I'd like to correct something I wrote in last week's newsletter.
I said that no 20th or 21st century choreographer interested me as much as Balanchine, and I bet I triggered a lot of defensive rebuttals from my readers with that comment. But I'm here today to say I'm sorry for not thinking long and hard enough before writing that. Balanchine's ballets will always be what makes me tick, but there are others I love watching, too.
I love Mark Morris and Paul Taylor, and some tappers are absolutely amazing to watch-- mind blowing technique and style to send you over the moon. But Twyla Tharp is probably the person whose life and work have that sort of rich, complex, raw yet painstakingly polished texture that hits me at my core like Mr. B's, and who does work that if not strictly classical or neoclassical ballet, is very very balletic and often on pointe.

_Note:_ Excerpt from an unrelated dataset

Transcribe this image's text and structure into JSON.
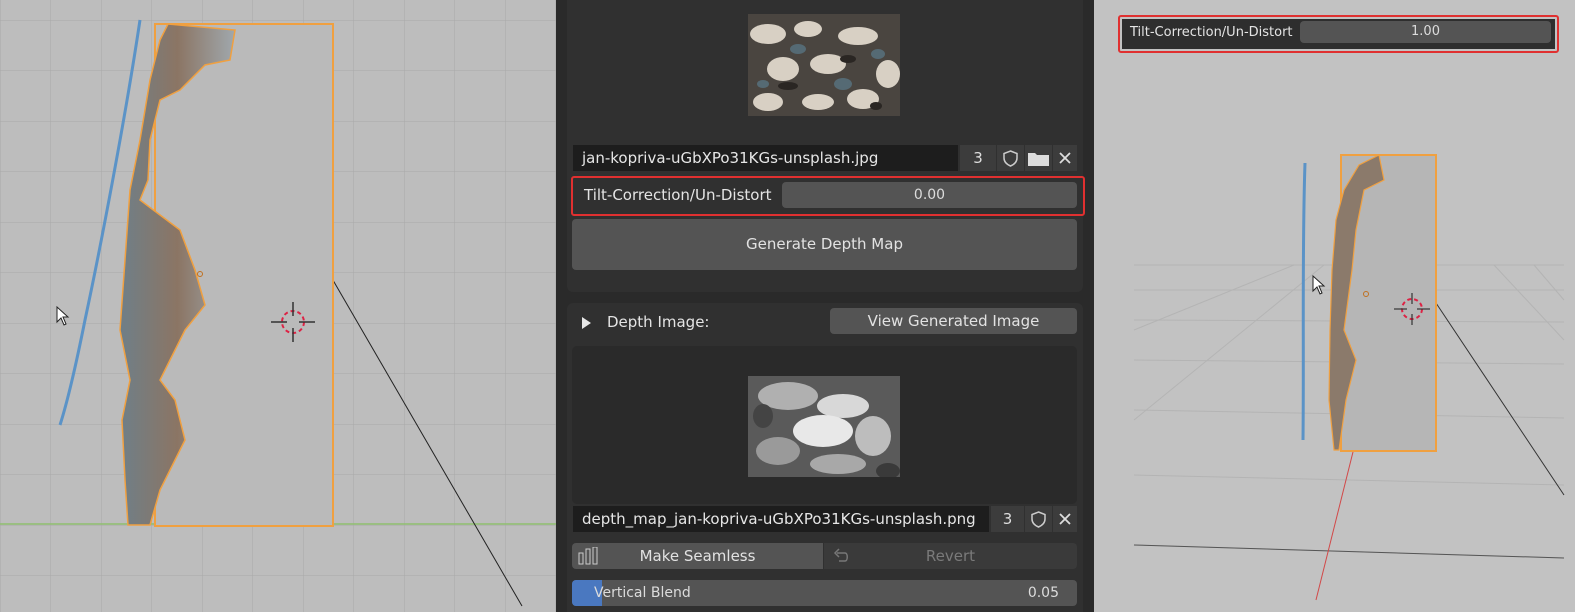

Twyla Tharp fascinates me as a person, as a choreographer, as a dancer, as a director, as a creator. Her body of work (someone out there correct me if I'm wrong) is as diverse and eclectic as Balanchine's, and she is not quiet about how influential his work has been on hers. She gives credit where credit is due, and takes credit the same way. She's legendary for being a hard driving person to work for, but it's the toughest kind of tough love. (And she is know to be a notoriously tough interview subject-- just ask Martha Ullman West, who I remember telling me how short a patience Twyla had during their conversation.)
Without having danced for her (or in any of her pieces, which is a huge regret), I can tell that working with Twyla takes the deepest emotional and physical commitment, but there's likely not much sense of sacrifice-- because being pushed to do your absolute best and most, by someone who knows you can, is in her words, a luxury.
From the many interviews I've read and heard, it's clear that Twyla has the utmost respect for the dancer's body and a lot of knowledge about it, too. She's written several books (another reason I admire her) about the creative process, living a physical life to the fullest, and a memoir. THE CREATIVE HABIT: LEARN IT AND USE IT FOR LIFE, is really, really really interesting even if you don't consider yourself a creator. The processes she lays out can be a map for any kind of reflective life.
Here are several clips of her work, interviews, and some things I've stumbled across on the internet that are just neat to read. Apologies to Twyla for my statement last week and thanks to Kurt Froman for finding and posting the marvelous clip of the PBS series "Dancing," that has footage of Twyla in rehearsal that will demonstrate everything I've tried to explain above.
One last fun fact: although I've never even met Twyla in person, her son Jesse was a classmate of my sister's in elementary school. :)